RECORDS TO PROCESS section start

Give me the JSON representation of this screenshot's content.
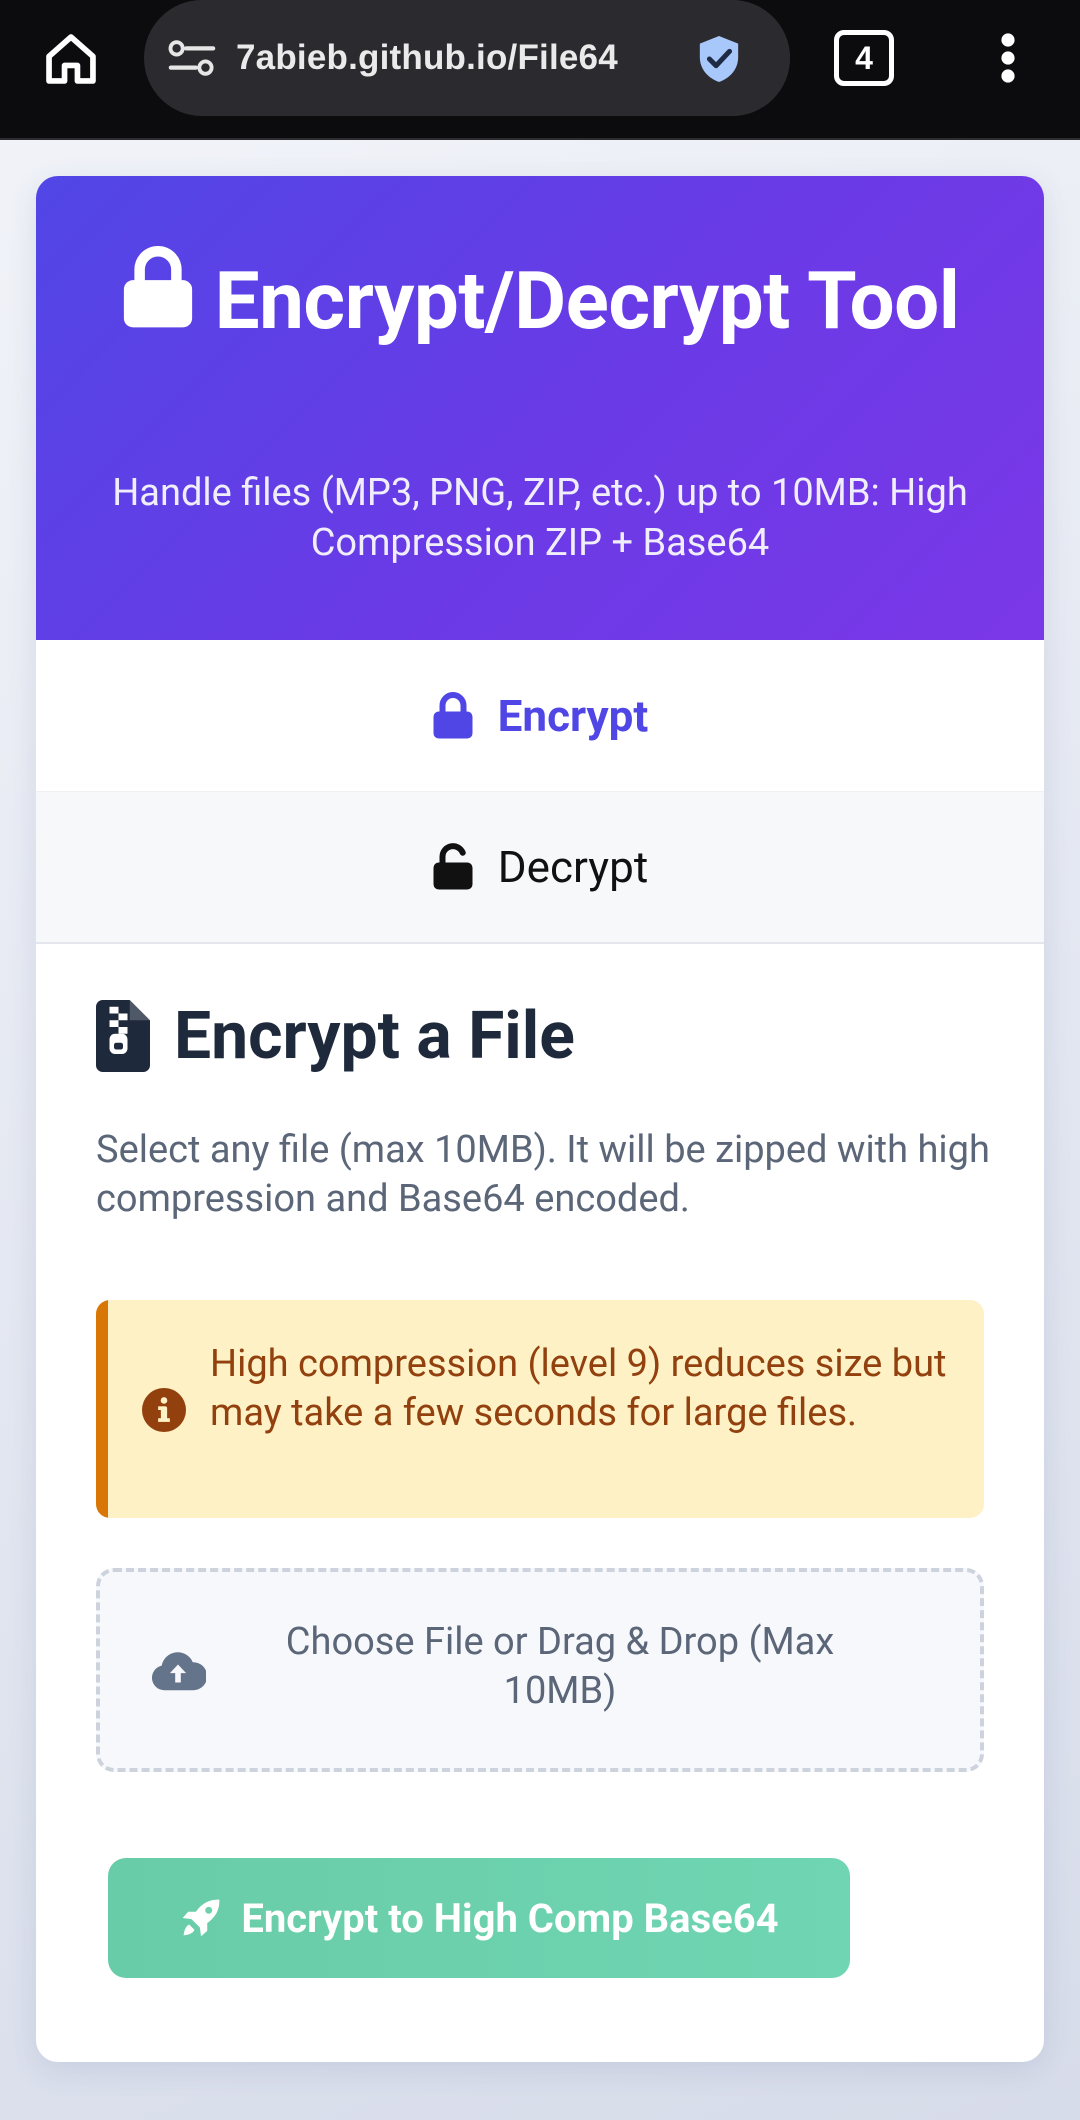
{
  "browser": {
    "url": "7abieb.github.io/File64",
    "tab_count": "4"
  },
  "header": {
    "title": "Encrypt/Decrypt Tool",
    "subtitle": "Handle files (MP3, PNG, ZIP, etc.) up to 10MB: High Compression ZIP + Base64"
  },
  "tabs": [
    {
      "label": "Encrypt",
      "active": true
    },
    {
      "label": "Decrypt",
      "active": false
    }
  ],
  "panel": {
    "title": "Encrypt a File",
    "description": "Select any file (max 10MB). It will be zipped with high compression and Base64 encoded.",
    "notice": "High compression (level 9) reduces size but may take a few seconds for large files.",
    "dropzone_label": "Choose File or Drag & Drop (Max 10MB)",
    "action_label": "Encrypt to High Comp Base64"
  },
  "colors": {
    "accent": "#4f46e5",
    "header_gradient_start": "#5146e6",
    "header_gradient_end": "#7b38e8",
    "notice_bg": "#fdf1c5",
    "notice_border": "#d97706",
    "notice_text": "#92400e",
    "action_button": "#6dd1ad"
  },
  "icons": {
    "home": "home-icon",
    "site_settings": "tune-icon",
    "security": "shield-check-icon",
    "menu": "more-vert-icon",
    "header": "lock-icon",
    "encrypt_tab": "lock-icon",
    "decrypt_tab": "unlock-icon",
    "panel_title": "file-zipper-icon",
    "notice": "info-circle-icon",
    "dropzone": "cloud-upload-icon",
    "action": "rocket-icon"
  }
}
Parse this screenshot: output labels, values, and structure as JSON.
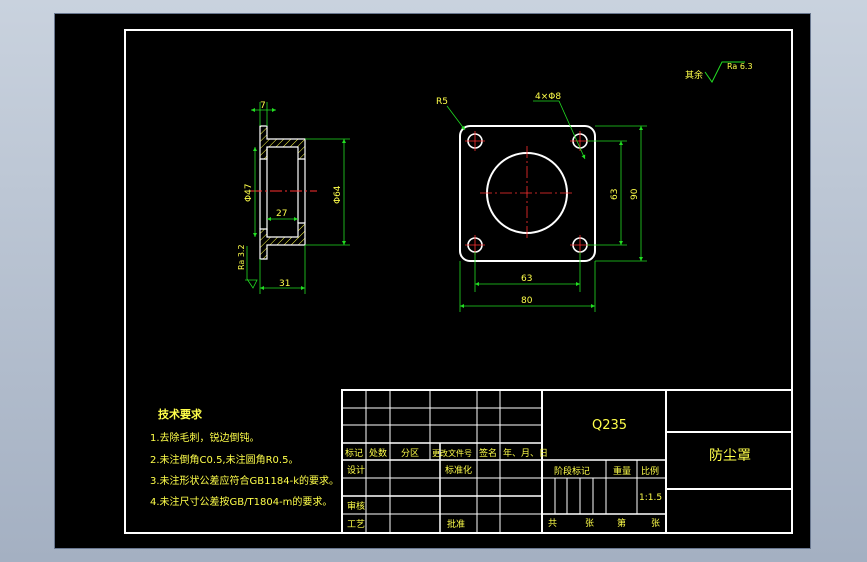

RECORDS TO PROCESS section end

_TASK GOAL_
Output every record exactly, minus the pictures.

_RESPONSE_
Give me the JSON representation of this screenshot's content.
{
  "browser": {
    "url": "7abieb.github.io/File64",
    "tab_count": "4"
  },
  "header": {
    "title": "Encrypt/Decrypt Tool",
    "subtitle": "Handle files (MP3, PNG, ZIP, etc.) up to 10MB: High Compression ZIP + Base64"
  },
  "tabs": [
    {
      "label": "Encrypt",
      "active": true
    },
    {
      "label": "Decrypt",
      "active": false
    }
  ],
  "panel": {
    "title": "Encrypt a File",
    "description": "Select any file (max 10MB). It will be zipped with high compression and Base64 encoded.",
    "notice": "High compression (level 9) reduces size but may take a few seconds for large files.",
    "dropzone_label": "Choose File or Drag & Drop (Max 10MB)",
    "action_label": "Encrypt to High Comp Base64"
  },
  "colors": {
    "accent": "#4f46e5",
    "header_gradient_start": "#5146e6",
    "header_gradient_end": "#7b38e8",
    "notice_bg": "#fdf1c5",
    "notice_border": "#d97706",
    "notice_text": "#92400e",
    "action_button": "#6dd1ad"
  },
  "icons": {
    "home": "home-icon",
    "site_settings": "tune-icon",
    "security": "shield-check-icon",
    "menu": "more-vert-icon",
    "header": "lock-icon",
    "encrypt_tab": "lock-icon",
    "decrypt_tab": "unlock-icon",
    "panel_title": "file-zipper-icon",
    "notice": "info-circle-icon",
    "dropzone": "cloud-upload-icon",
    "action": "rocket-icon"
  }
}
Parse this screenshot: output labels, values, and structure as JSON.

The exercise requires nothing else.